Arrest of woman due to wed not unlawful


A HIGH Court judge has dismissed claims that the arrest of a Nigerian woman for deportation this week was unlawful. The arrest took place just days before her planned wedding to an Irishman.

Mr Justice Gerard Hogan said the fact the woman was engaged and about to marry an Irish citizen did not automatically confer upon her a right to stay here.

The case related to Gloria Asemota (19), who was due to marry Andrew McHugh (43), Lady’s Lane, Waterford, next Thursday, March 15th, in the registrar’s office in Galway. However, she was arrested early this week and brought to Dublin airport. She has been deported to Lagos.

The couple had informed the Minister for Justice last December of the arrangements for their marriage and had requested that the deportation order on Ms Asemota be revoked, the court heard. That request was turned down by the Minister on February 14th.

A challenge to the legality of her arrest, brought by the couple under Article 40 of the Constitution, was rejected yesterday by Mr Justice Hogan. He said the fact a couple is about to get married and one of those is an Irish citizen does not automatically give a right to stay in this country. While he had some degree of personal sympathy for the couple, who met 18 months ago, he had to apply the law.

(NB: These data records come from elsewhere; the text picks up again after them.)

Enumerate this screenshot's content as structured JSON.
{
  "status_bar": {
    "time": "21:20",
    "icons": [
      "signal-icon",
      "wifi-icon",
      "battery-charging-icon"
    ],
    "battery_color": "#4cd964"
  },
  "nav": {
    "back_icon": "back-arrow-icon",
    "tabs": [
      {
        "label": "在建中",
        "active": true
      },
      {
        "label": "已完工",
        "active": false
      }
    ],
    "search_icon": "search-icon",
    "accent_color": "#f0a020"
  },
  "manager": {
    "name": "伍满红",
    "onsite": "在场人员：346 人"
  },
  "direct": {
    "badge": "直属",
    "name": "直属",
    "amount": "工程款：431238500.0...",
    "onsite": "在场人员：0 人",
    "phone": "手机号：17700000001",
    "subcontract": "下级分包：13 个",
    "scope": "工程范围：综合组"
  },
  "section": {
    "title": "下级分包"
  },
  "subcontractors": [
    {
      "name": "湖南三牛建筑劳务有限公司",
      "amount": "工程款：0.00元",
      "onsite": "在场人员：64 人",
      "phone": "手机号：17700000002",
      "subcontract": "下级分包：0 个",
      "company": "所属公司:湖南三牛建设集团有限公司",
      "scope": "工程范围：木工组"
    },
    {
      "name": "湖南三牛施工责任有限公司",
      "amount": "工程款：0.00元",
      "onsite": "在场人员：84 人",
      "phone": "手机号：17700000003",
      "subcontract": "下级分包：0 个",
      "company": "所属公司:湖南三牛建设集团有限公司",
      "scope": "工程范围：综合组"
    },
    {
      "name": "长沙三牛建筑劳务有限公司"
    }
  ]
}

He said the arrest was not rendered unlawful merely because Ms Asemota was about to marry Mr McHugh. The only information available to the Minister for Justice was that the couple were about to get married. The Minister was not informed of the couple’s personal history, genuine tie of friendship, responsibilities and financial matters. It was only on the basis of such information that the Minister could have weighed the rights of the couple against the rights of the State in relation to the control of illegal immigration.